The photographer hired by the organizers of the Great National Assembly was absent


Arriving home just four days before December 1, 1918, Mârza was one of these Romanians. On the morning of December 1, he put on his bicycle the bellows of his camera, the tripod, and the glass clichés, and joined the delegation of his village. Before leaving, he photographed the young people from his hometown, dressed in traditional garb. He arrived in Alba Iulia around 11 o’clock in the morning. The 32-year-old was unable to enter the Hall of the Union because he did not have a “credential”. The organizers of the Assembly hired a German photographer, Arthur Bach, who missed the event, so there is no photograph from the Hall of the Union where the debates between the delegates took place.

The photographs made by Samoilă Mârza capture the large number of people who came to Alba Iulia on December 1, 1918, proving that the Union of Transylvania with Romania was a democratic act that enjoyed wide popular support. Citizens groups also carried banners with the name of their towns, which made it easier to identify the villages and cities from where the participants came from.

In 1919, Samoilă Mârza made an album about December 1, 1918, called “The faces of the Great Assembly of Alba Iulia”, which he presented as a gift to personalities of that period, like King Ferdinand I, Prime Minister I.C. Brătianu, Nicolae Iorga, Iuliu Maniu or French general Henri Mathias Berthelot. A copy of this album was used as a document by the Romanian delegation at the Versailles Peace Conference. Even Nicolae Ceaușescu received a copy of this album in 1966 when he visited Alba Iulia.

Lost photos

The photographer also managed to immortalize important historical events such as the visit of King Ferdinand I in 1919 in Alba Iulia, Abrud and Câmpeni, the crowning of King Ferdinand I and Queen Marie, on October 22, 1922, at Alba Iulia, or the events organized in Alba Iulia to mark the tenth anniversary of the Great Union, in 1928.

Unfortunately, many of these images have been lost. Although his photographs have become famous in Romania and beyond, Samoilă Mârza has always lived on the edge of poverty, having to sell many of the glass clichés, with which he had immortalized the historical events he witnessed. These were destroyed, the glass being used in the manufacture of mirrors.
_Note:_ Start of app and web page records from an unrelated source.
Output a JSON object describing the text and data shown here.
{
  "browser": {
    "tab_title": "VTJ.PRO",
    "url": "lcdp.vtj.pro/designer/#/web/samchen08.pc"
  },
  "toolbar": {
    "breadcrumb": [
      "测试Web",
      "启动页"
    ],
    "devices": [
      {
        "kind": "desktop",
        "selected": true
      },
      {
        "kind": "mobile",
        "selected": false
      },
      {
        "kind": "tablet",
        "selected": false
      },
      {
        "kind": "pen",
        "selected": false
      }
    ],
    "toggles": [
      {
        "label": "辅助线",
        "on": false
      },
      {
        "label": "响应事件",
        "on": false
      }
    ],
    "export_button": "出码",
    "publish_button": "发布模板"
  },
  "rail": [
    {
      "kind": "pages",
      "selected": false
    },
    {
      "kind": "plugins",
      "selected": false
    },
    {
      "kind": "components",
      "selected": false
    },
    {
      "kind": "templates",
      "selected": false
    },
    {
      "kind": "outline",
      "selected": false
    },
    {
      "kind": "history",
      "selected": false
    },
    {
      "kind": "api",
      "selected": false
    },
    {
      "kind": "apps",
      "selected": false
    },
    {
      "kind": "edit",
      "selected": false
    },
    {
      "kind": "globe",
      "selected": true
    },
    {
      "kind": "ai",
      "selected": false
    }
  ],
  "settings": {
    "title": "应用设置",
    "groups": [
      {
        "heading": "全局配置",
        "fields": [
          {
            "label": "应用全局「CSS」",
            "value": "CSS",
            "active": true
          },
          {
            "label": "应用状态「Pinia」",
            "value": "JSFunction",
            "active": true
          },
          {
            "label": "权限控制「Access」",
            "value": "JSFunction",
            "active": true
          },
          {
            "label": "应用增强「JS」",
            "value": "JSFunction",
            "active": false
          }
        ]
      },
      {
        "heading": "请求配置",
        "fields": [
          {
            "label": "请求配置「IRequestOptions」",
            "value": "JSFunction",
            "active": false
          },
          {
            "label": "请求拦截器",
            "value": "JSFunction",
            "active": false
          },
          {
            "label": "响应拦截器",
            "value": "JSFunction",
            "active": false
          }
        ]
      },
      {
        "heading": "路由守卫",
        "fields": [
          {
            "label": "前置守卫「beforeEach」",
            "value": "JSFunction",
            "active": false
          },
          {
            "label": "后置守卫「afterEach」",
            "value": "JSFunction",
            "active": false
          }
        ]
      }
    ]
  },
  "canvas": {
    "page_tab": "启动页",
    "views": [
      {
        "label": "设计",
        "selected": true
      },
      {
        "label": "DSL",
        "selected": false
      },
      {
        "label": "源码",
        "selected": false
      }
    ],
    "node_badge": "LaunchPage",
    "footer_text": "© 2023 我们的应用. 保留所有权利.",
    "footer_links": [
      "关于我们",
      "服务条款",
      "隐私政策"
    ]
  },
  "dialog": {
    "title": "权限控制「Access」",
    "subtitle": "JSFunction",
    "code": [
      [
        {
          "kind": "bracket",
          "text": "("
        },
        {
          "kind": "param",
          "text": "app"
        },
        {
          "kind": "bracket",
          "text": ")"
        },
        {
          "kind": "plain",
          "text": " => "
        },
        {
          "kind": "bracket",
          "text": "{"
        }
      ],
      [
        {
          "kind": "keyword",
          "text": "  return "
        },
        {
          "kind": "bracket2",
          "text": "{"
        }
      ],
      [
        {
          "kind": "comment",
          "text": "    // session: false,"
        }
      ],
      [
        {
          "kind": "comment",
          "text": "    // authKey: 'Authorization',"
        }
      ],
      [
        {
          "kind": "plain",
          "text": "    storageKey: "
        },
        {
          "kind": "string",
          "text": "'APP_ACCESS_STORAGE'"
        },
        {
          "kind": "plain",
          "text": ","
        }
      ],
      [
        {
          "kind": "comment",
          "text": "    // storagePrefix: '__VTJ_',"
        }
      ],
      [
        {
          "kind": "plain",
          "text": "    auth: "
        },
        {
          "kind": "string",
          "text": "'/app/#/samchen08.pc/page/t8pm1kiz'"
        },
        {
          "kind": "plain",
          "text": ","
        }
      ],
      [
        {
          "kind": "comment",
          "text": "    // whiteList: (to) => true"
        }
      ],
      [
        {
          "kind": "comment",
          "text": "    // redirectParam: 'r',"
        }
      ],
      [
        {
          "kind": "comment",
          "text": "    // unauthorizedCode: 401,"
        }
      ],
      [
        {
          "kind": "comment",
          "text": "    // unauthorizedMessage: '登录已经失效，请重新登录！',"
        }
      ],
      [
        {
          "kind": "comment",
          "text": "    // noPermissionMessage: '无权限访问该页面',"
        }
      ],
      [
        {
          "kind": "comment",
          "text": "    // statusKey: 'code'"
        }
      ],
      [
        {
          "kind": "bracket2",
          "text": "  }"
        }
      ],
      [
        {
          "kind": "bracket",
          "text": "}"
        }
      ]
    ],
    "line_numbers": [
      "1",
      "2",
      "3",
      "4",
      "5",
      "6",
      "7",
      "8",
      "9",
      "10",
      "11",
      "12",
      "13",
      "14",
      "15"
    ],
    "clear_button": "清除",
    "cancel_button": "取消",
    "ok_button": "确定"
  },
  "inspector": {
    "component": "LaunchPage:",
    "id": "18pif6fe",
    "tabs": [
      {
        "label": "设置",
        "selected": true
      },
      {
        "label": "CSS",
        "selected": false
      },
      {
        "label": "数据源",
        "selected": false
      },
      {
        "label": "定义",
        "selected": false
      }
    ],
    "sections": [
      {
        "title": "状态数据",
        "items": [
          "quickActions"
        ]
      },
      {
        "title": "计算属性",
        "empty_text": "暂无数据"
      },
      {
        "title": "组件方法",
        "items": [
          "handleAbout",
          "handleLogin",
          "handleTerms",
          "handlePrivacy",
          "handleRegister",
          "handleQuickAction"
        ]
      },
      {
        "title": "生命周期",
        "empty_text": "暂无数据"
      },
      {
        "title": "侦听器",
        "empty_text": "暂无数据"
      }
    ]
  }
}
Samoilă Mârza used for almost 60 years the same old camera, with which he photographed the Great National Assembly in Alba Iulia, on December 1, 1918. In 1967, he sold the camera and the photographs he made on that occasion to the National Museum of the Union in Alba Iulia. With the money he received from the museum, Mârza bought a new camera that he wanted to use in 1968, on the 50th anniversary of the Great Union, but he died in December 1967.

Translated by Laurențiu Dumitru Dologa